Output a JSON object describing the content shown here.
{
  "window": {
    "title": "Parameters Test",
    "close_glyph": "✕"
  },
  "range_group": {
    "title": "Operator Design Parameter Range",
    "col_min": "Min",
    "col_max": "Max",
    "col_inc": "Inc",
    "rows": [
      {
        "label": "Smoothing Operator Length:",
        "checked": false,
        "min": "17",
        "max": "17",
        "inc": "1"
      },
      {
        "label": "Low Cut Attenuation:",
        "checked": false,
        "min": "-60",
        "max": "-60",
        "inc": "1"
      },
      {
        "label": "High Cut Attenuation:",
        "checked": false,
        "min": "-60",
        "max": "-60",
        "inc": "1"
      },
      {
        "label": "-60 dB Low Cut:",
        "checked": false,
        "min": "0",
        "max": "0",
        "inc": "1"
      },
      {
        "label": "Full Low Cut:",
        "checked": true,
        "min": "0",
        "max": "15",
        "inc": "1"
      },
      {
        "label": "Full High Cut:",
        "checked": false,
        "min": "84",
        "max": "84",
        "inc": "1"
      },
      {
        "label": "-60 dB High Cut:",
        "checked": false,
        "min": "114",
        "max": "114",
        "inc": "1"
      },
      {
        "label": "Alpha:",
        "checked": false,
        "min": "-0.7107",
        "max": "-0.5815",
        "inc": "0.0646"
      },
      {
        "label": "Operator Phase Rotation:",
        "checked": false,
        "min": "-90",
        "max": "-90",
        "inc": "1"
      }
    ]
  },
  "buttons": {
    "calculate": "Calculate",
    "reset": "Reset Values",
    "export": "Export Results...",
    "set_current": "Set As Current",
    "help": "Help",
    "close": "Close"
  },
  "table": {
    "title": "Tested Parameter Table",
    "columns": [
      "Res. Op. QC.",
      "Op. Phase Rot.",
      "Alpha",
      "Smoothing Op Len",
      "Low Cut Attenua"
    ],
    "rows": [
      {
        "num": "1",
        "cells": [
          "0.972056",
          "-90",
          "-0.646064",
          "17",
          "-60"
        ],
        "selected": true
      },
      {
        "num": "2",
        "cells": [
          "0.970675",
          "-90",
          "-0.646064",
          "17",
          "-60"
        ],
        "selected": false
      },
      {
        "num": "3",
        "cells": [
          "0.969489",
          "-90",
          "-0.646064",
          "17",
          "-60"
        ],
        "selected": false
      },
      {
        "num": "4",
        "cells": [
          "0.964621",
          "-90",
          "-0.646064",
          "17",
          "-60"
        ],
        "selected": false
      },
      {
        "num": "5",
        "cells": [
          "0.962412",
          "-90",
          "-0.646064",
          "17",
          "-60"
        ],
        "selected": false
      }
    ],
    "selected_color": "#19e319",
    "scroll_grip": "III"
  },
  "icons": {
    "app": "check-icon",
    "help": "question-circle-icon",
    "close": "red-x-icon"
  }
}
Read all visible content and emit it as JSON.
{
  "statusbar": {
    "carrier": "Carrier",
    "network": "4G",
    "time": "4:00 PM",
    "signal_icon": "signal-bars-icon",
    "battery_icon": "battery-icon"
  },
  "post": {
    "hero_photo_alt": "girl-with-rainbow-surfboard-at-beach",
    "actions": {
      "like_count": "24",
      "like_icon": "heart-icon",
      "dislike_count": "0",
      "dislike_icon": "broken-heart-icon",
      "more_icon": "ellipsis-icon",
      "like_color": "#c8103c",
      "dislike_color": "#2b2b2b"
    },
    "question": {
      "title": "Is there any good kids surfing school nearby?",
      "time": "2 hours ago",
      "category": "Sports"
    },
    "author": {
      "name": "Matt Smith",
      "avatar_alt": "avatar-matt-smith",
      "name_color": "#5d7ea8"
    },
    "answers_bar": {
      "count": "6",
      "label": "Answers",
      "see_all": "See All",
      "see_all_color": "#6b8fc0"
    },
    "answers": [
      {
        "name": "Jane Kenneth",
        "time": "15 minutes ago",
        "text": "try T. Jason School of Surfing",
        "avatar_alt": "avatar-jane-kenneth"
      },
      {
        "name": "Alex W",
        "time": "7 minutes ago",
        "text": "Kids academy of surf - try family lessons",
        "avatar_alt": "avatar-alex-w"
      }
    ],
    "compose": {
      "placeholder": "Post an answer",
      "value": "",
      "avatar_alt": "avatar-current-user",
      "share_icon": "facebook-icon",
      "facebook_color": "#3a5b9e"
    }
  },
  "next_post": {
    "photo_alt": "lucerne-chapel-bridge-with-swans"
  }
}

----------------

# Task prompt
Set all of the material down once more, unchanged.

# Your response
Output a JSON object describing the content shown here.
{
  "window": {
    "title": "Parameters Test",
    "close_glyph": "✕"
  },
  "range_group": {
    "title": "Operator Design Parameter Range",
    "col_min": "Min",
    "col_max": "Max",
    "col_inc": "Inc",
    "rows": [
      {
        "label": "Smoothing Operator Length:",
        "checked": false,
        "min": "17",
        "max": "17",
        "inc": "1"
      },
      {
        "label": "Low Cut Attenuation:",
        "checked": false,
        "min": "-60",
        "max": "-60",
        "inc": "1"
      },
      {
        "label": "High Cut Attenuation:",
        "checked": false,
        "min": "-60",
        "max": "-60",
        "inc": "1"
      },
      {
        "label": "-60 dB Low Cut:",
        "checked": false,
        "min": "0",
        "max": "0",
        "inc": "1"
      },
      {
        "label": "Full Low Cut:",
        "checked": true,
        "min": "0",
        "max": "15",
        "inc": "1"
      },
      {
        "label": "Full High Cut:",
        "checked": false,
        "min": "84",
        "max": "84",
        "inc": "1"
      },
      {
        "label": "-60 dB High Cut:",
        "checked": false,
        "min": "114",
        "max": "114",
        "inc": "1"
      },
      {
        "label": "Alpha:",
        "checked": false,
        "min": "-0.7107",
        "max": "-0.5815",
        "inc": "0.0646"
      },
      {
        "label": "Operator Phase Rotation:",
        "checked": false,
        "min": "-90",
        "max": "-90",
        "inc": "1"
      }
    ]
  },
  "buttons": {
    "calculate": "Calculate",
    "reset": "Reset Values",
    "export": "Export Results...",
    "set_current": "Set As Current",
    "help": "Help",
    "close": "Close"
  },
  "table": {
    "title": "Tested Parameter Table",
    "columns": [
      "Res. Op. QC.",
      "Op. Phase Rot.",
      "Alpha",
      "Smoothing Op Len",
      "Low Cut Attenua"
    ],
    "rows": [
      {
        "num": "1",
        "cells": [
          "0.972056",
          "-90",
          "-0.646064",
          "17",
          "-60"
        ],
        "selected": true
      },
      {
        "num": "2",
        "cells": [
          "0.970675",
          "-90",
          "-0.646064",
          "17",
          "-60"
        ],
        "selected": false
      },
      {
        "num": "3",
        "cells": [
          "0.969489",
          "-90",
          "-0.646064",
          "17",
          "-60"
        ],
        "selected": false
      },
      {
        "num": "4",
        "cells": [
          "0.964621",
          "-90",
          "-0.646064",
          "17",
          "-60"
        ],
        "selected": false
      },
      {
        "num": "5",
        "cells": [
          "0.962412",
          "-90",
          "-0.646064",
          "17",
          "-60"
        ],
        "selected": false
      }
    ],
    "selected_color": "#19e319",
    "scroll_grip": "III"
  },
  "icons": {
    "app": "check-icon",
    "help": "question-circle-icon",
    "close": "red-x-icon"
  }
}
Read all visible content and emit it as JSON.
{
  "statusbar": {
    "carrier": "Carrier",
    "network": "4G",
    "time": "4:00 PM",
    "signal_icon": "signal-bars-icon",
    "battery_icon": "battery-icon"
  },
  "post": {
    "hero_photo_alt": "girl-with-rainbow-surfboard-at-beach",
    "actions": {
      "like_count": "24",
      "like_icon": "heart-icon",
      "dislike_count": "0",
      "dislike_icon": "broken-heart-icon",
      "more_icon": "ellipsis-icon",
      "like_color": "#c8103c",
      "dislike_color": "#2b2b2b"
    },
    "question": {
      "title": "Is there any good kids surfing school nearby?",
      "time": "2 hours ago",
      "category": "Sports"
    },
    "author": {
      "name": "Matt Smith",
      "avatar_alt": "avatar-matt-smith",
      "name_color": "#5d7ea8"
    },
    "answers_bar": {
      "count": "6",
      "label": "Answers",
      "see_all": "See All",
      "see_all_color": "#6b8fc0"
    },
    "answers": [
      {
        "name": "Jane Kenneth",
        "time": "15 minutes ago",
        "text": "try T. Jason School of Surfing",
        "avatar_alt": "avatar-jane-kenneth"
      },
      {
        "name": "Alex W",
        "time": "7 minutes ago",
        "text": "Kids academy of surf - try family lessons",
        "avatar_alt": "avatar-alex-w"
      }
    ],
    "compose": {
      "placeholder": "Post an answer",
      "value": "",
      "avatar_alt": "avatar-current-user",
      "share_icon": "facebook-icon",
      "facebook_color": "#3a5b9e"
    }
  },
  "next_post": {
    "photo_alt": "lucerne-chapel-bridge-with-swans"
  }
}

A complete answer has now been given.